MATERIAL TO PROCESS below:

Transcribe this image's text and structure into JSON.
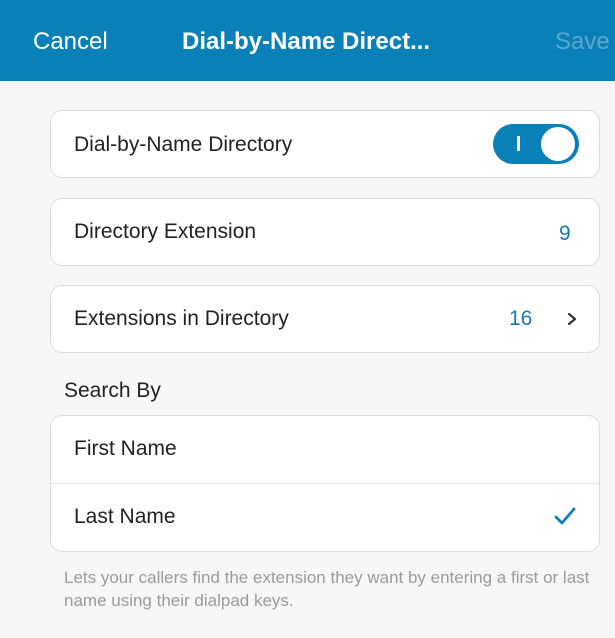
{
  "header": {
    "cancel_label": "Cancel",
    "title": "Dial-by-Name Direct...",
    "save_label": "Save"
  },
  "settings": {
    "dial_by_name": {
      "label": "Dial-by-Name Directory",
      "enabled": true,
      "toggle_on_glyph": "I"
    },
    "directory_extension": {
      "label": "Directory Extension",
      "value": "9"
    },
    "extensions_in_directory": {
      "label": "Extensions in Directory",
      "value": "16"
    }
  },
  "search_by": {
    "section_label": "Search By",
    "options": [
      {
        "label": "First Name",
        "selected": false
      },
      {
        "label": "Last Name",
        "selected": true
      }
    ]
  },
  "footnote": "Lets your callers find the extension they want by entering a first or last name using their dialpad keys.",
  "colors": {
    "accent": "#0a80b8",
    "value_text": "#1679b5",
    "save_disabled": "#5aa6cf",
    "footnote_text": "#9a9a9a"
  },
  "icons": {
    "chevron": "chevron-right-icon",
    "check": "checkmark-icon"
  }
}
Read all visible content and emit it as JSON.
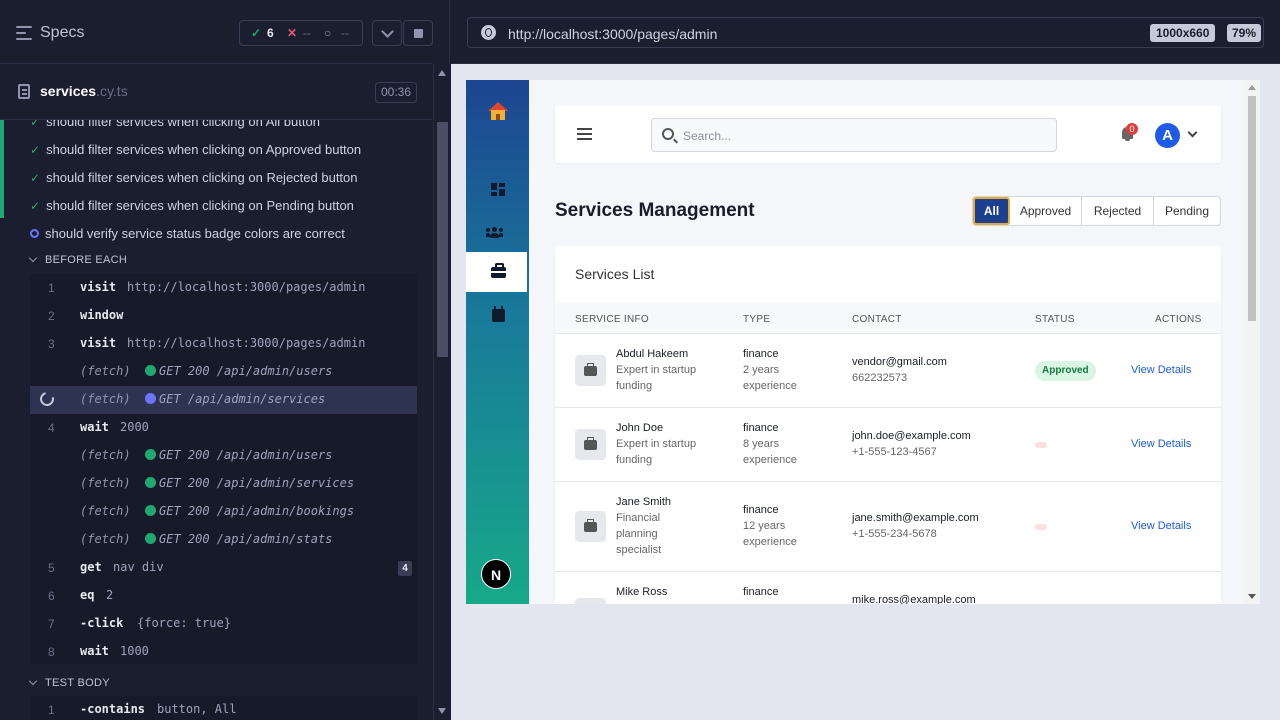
{
  "reporter": {
    "specs_label": "Specs",
    "stats": {
      "passed": "6",
      "failed": "--",
      "pending": "--"
    },
    "spec": {
      "name": "services",
      "ext": ".cy.ts",
      "duration": "00:36"
    },
    "tests": [
      {
        "title": "should filter services when clicking on All button",
        "state": "passed"
      },
      {
        "title": "should filter services when clicking on Approved button",
        "state": "passed"
      },
      {
        "title": "should filter services when clicking on Rejected button",
        "state": "passed"
      },
      {
        "title": "should filter services when clicking on Pending button",
        "state": "passed"
      },
      {
        "title": "should verify service status badge colors are correct",
        "state": "running"
      }
    ],
    "before_each_label": "BEFORE EACH",
    "before_each": [
      {
        "num": "1",
        "name": "visit",
        "msg": "http://localhost:3000/pages/admin"
      },
      {
        "num": "2",
        "name": "window",
        "msg": ""
      },
      {
        "num": "3",
        "name": "visit",
        "msg": "http://localhost:3000/pages/admin"
      },
      {
        "num": "",
        "name": "(fetch)",
        "msg": "GET 200 /api/admin/users"
      },
      {
        "num": "",
        "name": "(fetch)",
        "msg": "GET /api/admin/services"
      },
      {
        "num": "4",
        "name": "wait",
        "msg": "2000"
      },
      {
        "num": "",
        "name": "(fetch)",
        "msg": "GET 200 /api/admin/users"
      },
      {
        "num": "",
        "name": "(fetch)",
        "msg": "GET 200 /api/admin/services"
      },
      {
        "num": "",
        "name": "(fetch)",
        "msg": "GET 200 /api/admin/bookings"
      },
      {
        "num": "",
        "name": "(fetch)",
        "msg": "GET 200 /api/admin/stats"
      },
      {
        "num": "5",
        "name": "get",
        "msg": "nav div",
        "badge": "4"
      },
      {
        "num": "6",
        "name": "eq",
        "msg": "2"
      },
      {
        "num": "7",
        "name": "-click",
        "msg": "{force: true}"
      },
      {
        "num": "8",
        "name": "wait",
        "msg": "1000"
      }
    ],
    "test_body_label": "TEST BODY",
    "test_body": [
      {
        "num": "1",
        "name": "-contains",
        "msg": "button, All"
      }
    ]
  },
  "browser": {
    "url": "http://localhost:3000/pages/admin",
    "viewport": "1000x660",
    "zoom": "79%"
  },
  "app": {
    "logo_letter": "N",
    "search_placeholder": "Search...",
    "notification_count": "0",
    "avatar_letter": "A",
    "page_title": "Services Management",
    "filters": [
      "All",
      "Approved",
      "Rejected",
      "Pending"
    ],
    "active_filter": "All",
    "card_title": "Services List",
    "columns": [
      "SERVICE INFO",
      "TYPE",
      "CONTACT",
      "STATUS",
      "ACTIONS"
    ],
    "services": [
      {
        "name": "Abdul Hakeem",
        "desc": [
          "Expert in startup",
          "funding"
        ],
        "type": "finance",
        "experience": [
          "2 years",
          "experience"
        ],
        "email": "vendor@gmail.com",
        "phone": "662232573",
        "status": "Approved",
        "action": "View Details"
      },
      {
        "name": "John Doe",
        "desc": [
          "Expert in startup",
          "funding"
        ],
        "type": "finance",
        "experience": [
          "8 years",
          "experience"
        ],
        "email": "john.doe@example.com",
        "phone": "+1-555-123-4567",
        "status": "",
        "action": "View Details"
      },
      {
        "name": "Jane Smith",
        "desc": [
          "Financial",
          "planning",
          "specialist"
        ],
        "type": "finance",
        "experience": [
          "12 years",
          "experience"
        ],
        "email": "jane.smith@example.com",
        "phone": "+1-555-234-5678",
        "status": "",
        "action": "View Details"
      },
      {
        "name": "Mike Ross",
        "desc": [],
        "type": "finance",
        "experience": [],
        "email": "mike.ross@example.com",
        "phone": "",
        "status": "",
        "action": ""
      }
    ]
  }
}
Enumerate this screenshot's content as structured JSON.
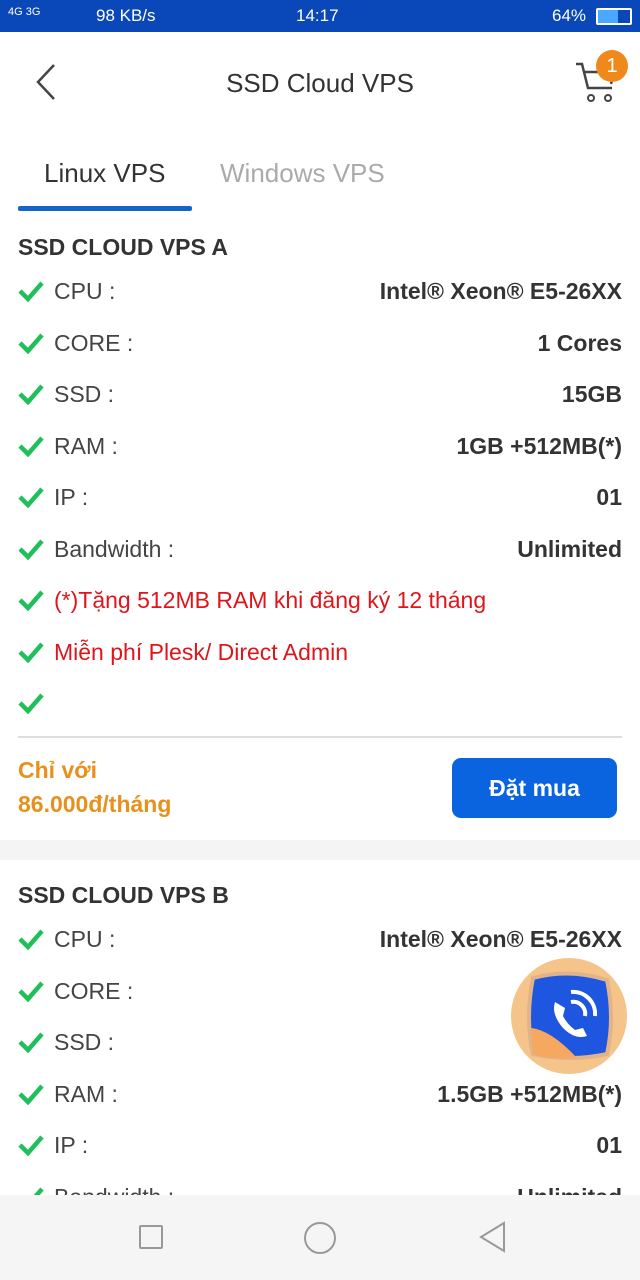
{
  "status_bar": {
    "network": "4G 3G",
    "speed": "98 KB/s",
    "time": "14:17",
    "battery": "64%"
  },
  "header": {
    "title": "SSD Cloud VPS",
    "cart_count": "1",
    "back_icon": "chevron-left-icon",
    "cart_icon": "cart-icon"
  },
  "tabs": [
    {
      "label": "Linux VPS",
      "active": true
    },
    {
      "label": "Windows VPS",
      "active": false
    }
  ],
  "colors": {
    "accent": "#0a64e0",
    "status_bar": "#0a47b8",
    "price": "#e8901c",
    "check": "#1fbf5a",
    "promo": "#e0141b"
  },
  "plans": [
    {
      "title": "SSD CLOUD VPS A",
      "specs": [
        {
          "label": "CPU :",
          "value": "Intel® Xeon® E5-26XX"
        },
        {
          "label": "CORE :",
          "value": "1 Cores"
        },
        {
          "label": "SSD :",
          "value": "15GB"
        },
        {
          "label": "RAM :",
          "value": "1GB +512MB(*)"
        },
        {
          "label": "IP :",
          "value": "01"
        },
        {
          "label": "Bandwidth :",
          "value": "Unlimited"
        },
        {
          "label": "(*)Tặng 512MB RAM khi đăng ký 12 tháng",
          "value": "",
          "promo": true
        },
        {
          "label": "Miễn phí Plesk/ Direct Admin",
          "value": "",
          "promo": true
        },
        {
          "label": "",
          "value": ""
        }
      ],
      "price_prefix": "Chỉ với",
      "price": "86.000đ/tháng",
      "buy_label": "Đặt mua"
    },
    {
      "title": "SSD CLOUD VPS B",
      "specs": [
        {
          "label": "CPU :",
          "value": "Intel® Xeon® E5-26XX"
        },
        {
          "label": "CORE :",
          "value": ""
        },
        {
          "label": "SSD :",
          "value": ""
        },
        {
          "label": "RAM :",
          "value": "1.5GB +512MB(*)"
        },
        {
          "label": "IP :",
          "value": "01"
        },
        {
          "label": "Bandwidth :",
          "value": "Unlimited"
        }
      ]
    }
  ]
}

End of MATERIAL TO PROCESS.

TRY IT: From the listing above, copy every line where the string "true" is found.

TASK OUTPUT:
      "enabled": true,
        "selected": true
        "msg": "{force: true}"
      "active": true
          "promo": true
          "promo": true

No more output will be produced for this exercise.